Story by Denise Pugh
If you answered yes to the questions above, Verbena bonariensis might be the plant for you. Tall verbena, sometimes called Brazilian vervain, stands tall without staking, moves with the breeze, attracts pollinators, and is an excellent filler in flower arrangements. And if that isn’t enough, this plant will re-seed, and in Zones 8 and higher, it is tender perennial. From a distance, the plant casts a purple cloud over surrounding flowers since the blooms appear to float atop the tall, slender stems. In tropical areas, tall verbena is considered a weed, but in north Mississippi, our winter temperatures keep it under control.
Sow seeds outside in a well-prepared planting bed after all danger of frost or start seeds indoors six to eight weeks before the last frost.
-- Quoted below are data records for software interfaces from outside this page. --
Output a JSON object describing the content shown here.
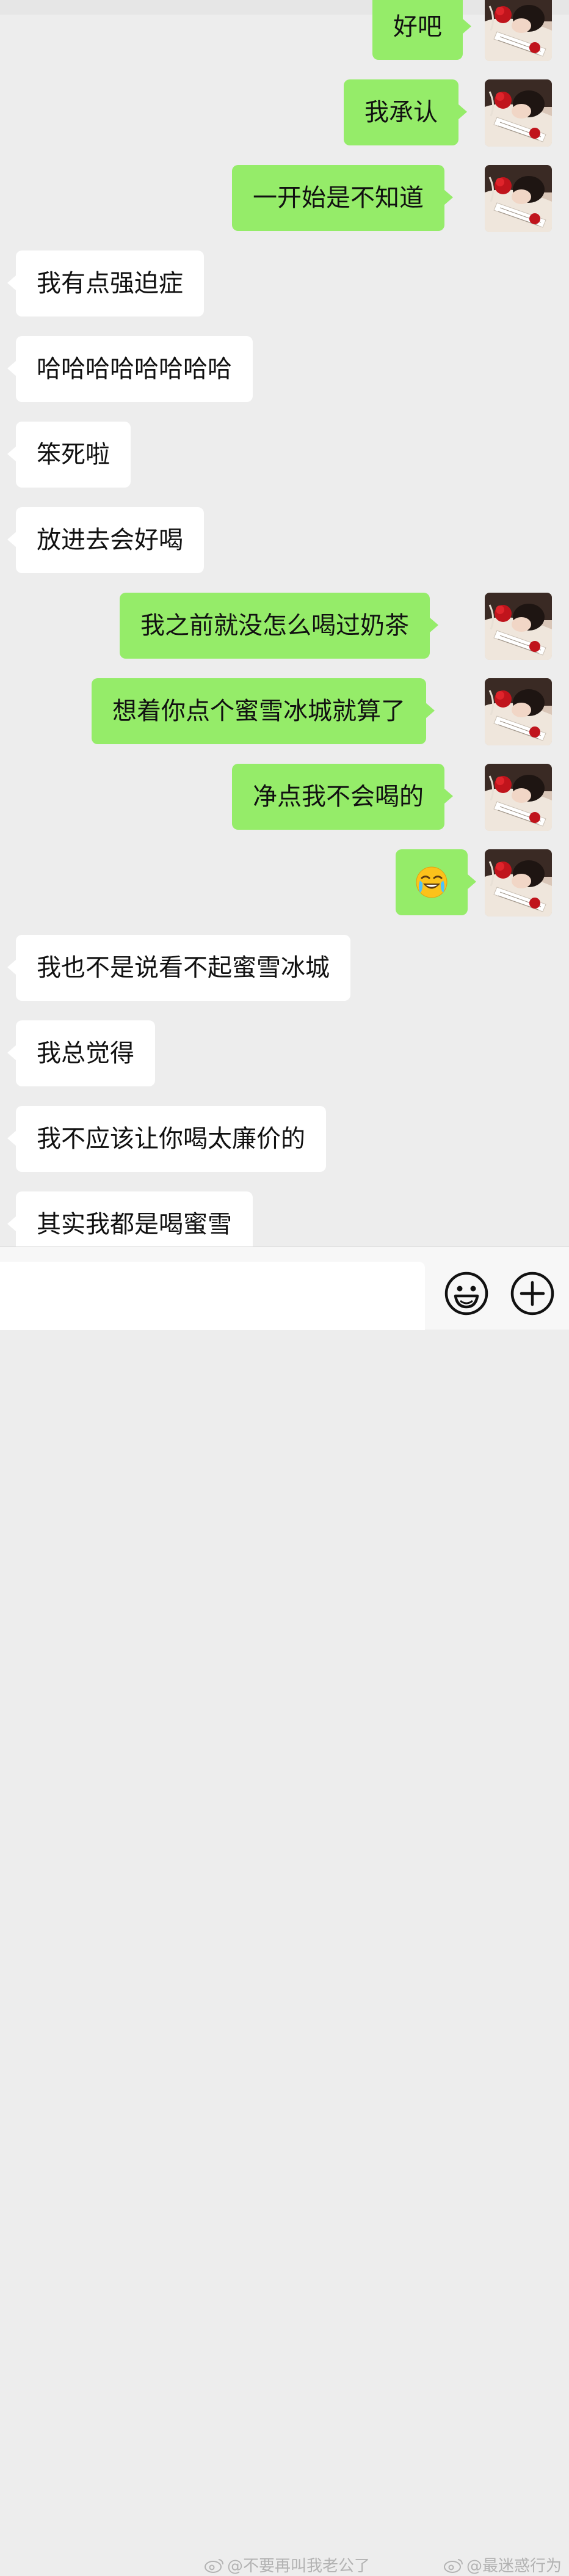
{
  "messages": [
    {
      "side": "right",
      "text": "好吧"
    },
    {
      "side": "right",
      "text": "我承认"
    },
    {
      "side": "right",
      "text": "一开始是不知道"
    },
    {
      "side": "left",
      "text": "我有点强迫症"
    },
    {
      "side": "left",
      "text": "哈哈哈哈哈哈哈哈"
    },
    {
      "side": "left",
      "text": "笨死啦"
    },
    {
      "side": "left",
      "text": "放进去会好喝"
    },
    {
      "side": "right",
      "text": "我之前就没怎么喝过奶茶"
    },
    {
      "side": "right",
      "text": "想着你点个蜜雪冰城就算了"
    },
    {
      "side": "right",
      "text": "净点我不会喝的"
    },
    {
      "side": "right",
      "emoji": "crying-laughing-emoji"
    },
    {
      "side": "left",
      "text": "我也不是说看不起蜜雪冰城"
    },
    {
      "side": "left",
      "text": "我总觉得"
    },
    {
      "side": "left",
      "text": "我不应该让你喝太廉价的"
    },
    {
      "side": "left",
      "text": "其实我都是喝蜜雪"
    }
  ],
  "input_bar": {
    "emoji_button_icon": "smiley-face-icon",
    "more_button_icon": "plus-circle-icon"
  },
  "watermarks": {
    "left": "@不要再叫我老公了",
    "right": "@最迷惑行为"
  },
  "colors": {
    "background": "#ededed",
    "self_bubble": "#95ec69",
    "other_bubble": "#ffffff"
  }
}
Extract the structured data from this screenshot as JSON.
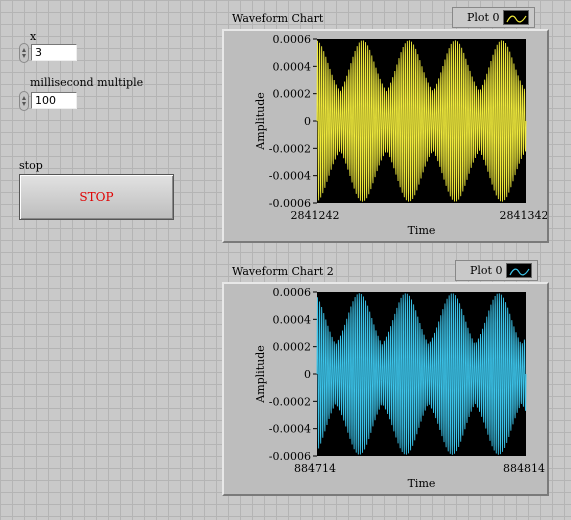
{
  "controls": {
    "x": {
      "label": "x",
      "value": "3"
    },
    "ms": {
      "label": "millisecond  multiple",
      "value": "100"
    },
    "stop": {
      "label": "stop",
      "button_text": "STOP"
    }
  },
  "charts": [
    {
      "title": "Waveform Chart",
      "legend": "Plot 0",
      "color": "#f0ea3c",
      "ylabel": "Amplitude",
      "xlabel": "Time",
      "y_ticks": [
        "0.0006",
        "0.0004",
        "0.0002",
        "0",
        "-0.0002",
        "-0.0004",
        "-0.0006"
      ],
      "x_ticks": [
        "2841242",
        "2841342"
      ]
    },
    {
      "title": "Waveform Chart 2",
      "legend": "Plot 0",
      "color": "#3cc4ea",
      "ylabel": "Amplitude",
      "xlabel": "Time",
      "y_ticks": [
        "0.0006",
        "0.0004",
        "0.0002",
        "0",
        "-0.0002",
        "-0.0004",
        "-0.0006"
      ],
      "x_ticks": [
        "884714",
        "884814"
      ]
    }
  ],
  "chart_data": [
    {
      "type": "line",
      "title": "Waveform Chart",
      "xlabel": "Time",
      "ylabel": "Amplitude",
      "xlim": [
        2841242,
        2841342
      ],
      "ylim": [
        -0.0006,
        0.0006
      ],
      "series": [
        {
          "name": "Plot 0",
          "color": "#f0ea3c",
          "description": "amplitude-modulated sinusoid, ~100 cycles, envelope alternating between 0.0006 and ~0.0004"
        }
      ]
    },
    {
      "type": "line",
      "title": "Waveform Chart 2",
      "xlabel": "Time",
      "ylabel": "Amplitude",
      "xlim": [
        884714,
        884814
      ],
      "ylim": [
        -0.0006,
        0.0006
      ],
      "series": [
        {
          "name": "Plot 0",
          "color": "#3cc4ea",
          "description": "amplitude-modulated sinusoid, ~100 cycles, envelope alternating between 0.0006 and ~0.0004"
        }
      ]
    }
  ]
}
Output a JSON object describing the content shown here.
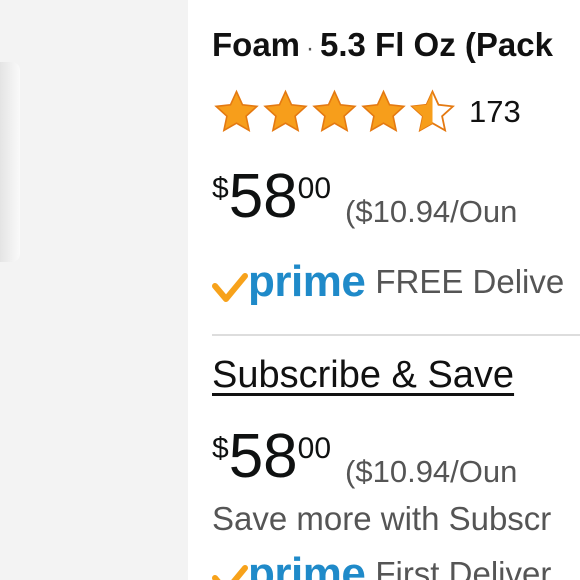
{
  "product": {
    "title_part": "Foam",
    "separator": "·",
    "size": "5.3 Fl Oz (Pack"
  },
  "rating": {
    "stars": 4.5,
    "max_stars": 5,
    "review_count": "173",
    "star_color": "#f79e1b"
  },
  "price": {
    "currency": "$",
    "whole": "58",
    "fraction": "00",
    "unit_price": "($10.94/Oun"
  },
  "prime": {
    "logo_text": "prime",
    "delivery": "FREE Delive",
    "brand_color": "#1f8ac9",
    "check_color": "#f7a21b"
  },
  "subscribe": {
    "heading": "Subscribe & Save",
    "currency": "$",
    "whole": "58",
    "fraction": "00",
    "unit_price": "($10.94/Oun",
    "save_more": "Save more with Subscr",
    "prime_logo_text": "prime",
    "delivery": "First Deliver"
  }
}
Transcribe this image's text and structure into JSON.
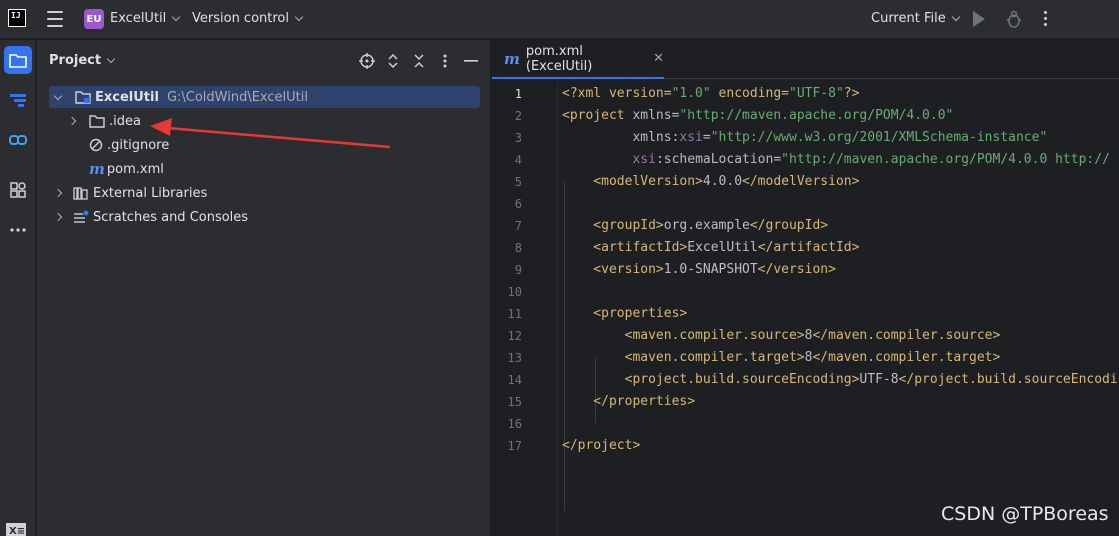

Choose a site in full sun with well-drained soil amended with organic matter, and plan to provide moisture during the dry, hottest parts of the summer. Cutting the flowers will result in a bushier plant with many blooms. Great companions for this plant include purple coneflower (Echinacea purpurea), Zinnia, and black-eyed Susan (Rudbeckia hirta) for a cottage garden that can handle the summer heat.
Quick Facts and Keys to Success
Common Names: Tall verbena, Brazilian vervain
Botanical Name: Verbena bonariensis
USDA Hardiness Zone(s): 7-11
Size: 2-4 feet tall with a spread up to 3 feet
Bloom Time: June to frost
Bloom Color: Rose violet, lavender
Type: Herbaceous perennial
Exposure: Full sun
Uses: Meadow gardens, cottage gardens, and as cut flowers – an excellent filler in arrangements.